What We’re Reading This Week

The Wall Street Journal reports that the US Senate passed a bill to require lawyers, accountants, consultants and other professionals hired by Puerto Rico in its bankruptcy proceedings to make additional disclosures of their various connections, in order to shed light on potential conflicts of interest. In February 2021, a companion version of this bill

Reporting from the Wall Street Journal indicates that plaintiffs in price fixing lawsuits against generic drugmaker Teligent Inc. have sought court authority to continue that litigation despite Teligent’s October bankruptcy filing.  The litigation, which commenced in 2016, alleges that Teligent artificially inflated the costs of certain generic drugs and is being pursued primarily by attorneys

Whether—and in what circumstances—a debtor should pay creditors a make-whole premium continues to be litigated in bankruptcy courts. Last week, as reported by Bloomberg, Judge Dorsey (Delaware) ruled that the debtor – Mallinckrodt Plc – did not need to pay a make whole premium to first lien lenders in order to reinstate such obligations

Bloomberg reports that Puerto Rico’s restructuring plan can move forward, with the passage of a new law that allows the island to sell bonds.  This resolves Puerto Rico’s dispute with the commonwealth’s financial oversight board, which threatened to derail its bankruptcy case. [Bloomberg; Oct. 28, 2021]

Reporting from Reuters indicates that the economy grew at

Reuters interviews Representative Cheri Bustos with respect to a bill she proposed last week, which would prevent executives of bankrupt companies who make more than $250,000 per year from receiving bonuses during or in the six months before a bankruptcy.  [Reuters; October 19, 2021]

CNBC reports on supply chain issues exacerbated by panic ordering from

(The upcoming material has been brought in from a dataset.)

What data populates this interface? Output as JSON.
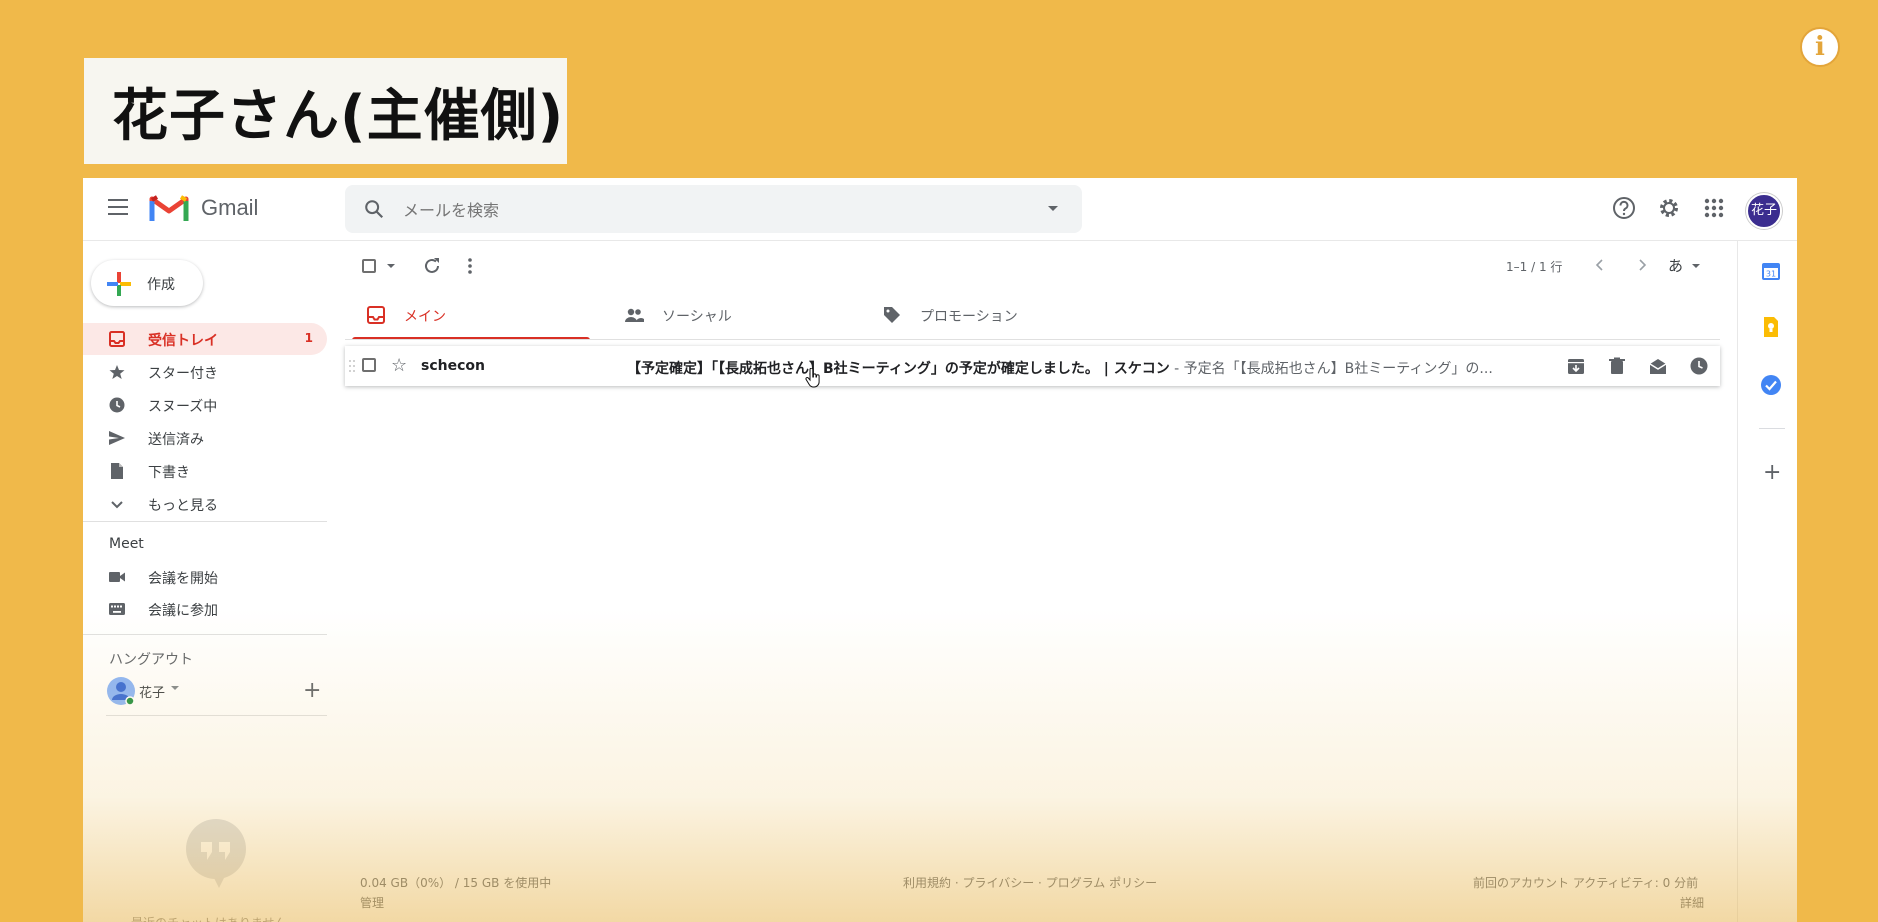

According to Bloomberg’s U.S. Bankruptcy Tracker, the amount of distressed bonds and loans traded in U.S. markets had the biggest weekly boost of this year, with distressed debt in the telecommunications and oil and gas industries driving the jump. [Bloomberg, Sept. 28, 2021]

The Wall Street Journal discusses a report issued by the Government

Bloomberg Law discusses pending petitions for certiorari seeking the U.S. Supreme Court’s review of lower courts’ application of the “equitable mootness” doctrine, which places significant limits on dissenting parties ability to appeal from orders confirming Chapter 11 plans of reorganization.   One such petition arises out of the Nuverra Environmental Solutions case, which we previously discussed

Law360 reported that the U.S. Trustee’s Office filed a motion opposing a “death trap” provision contained in Avianca Holdings’ Chapter 11 plan of reorganization. In bankruptcy, so-called “death trap” provisions reward classes of creditors for voting in favor of plans of reorganization with higher payouts as an incentive for them to vote to accept a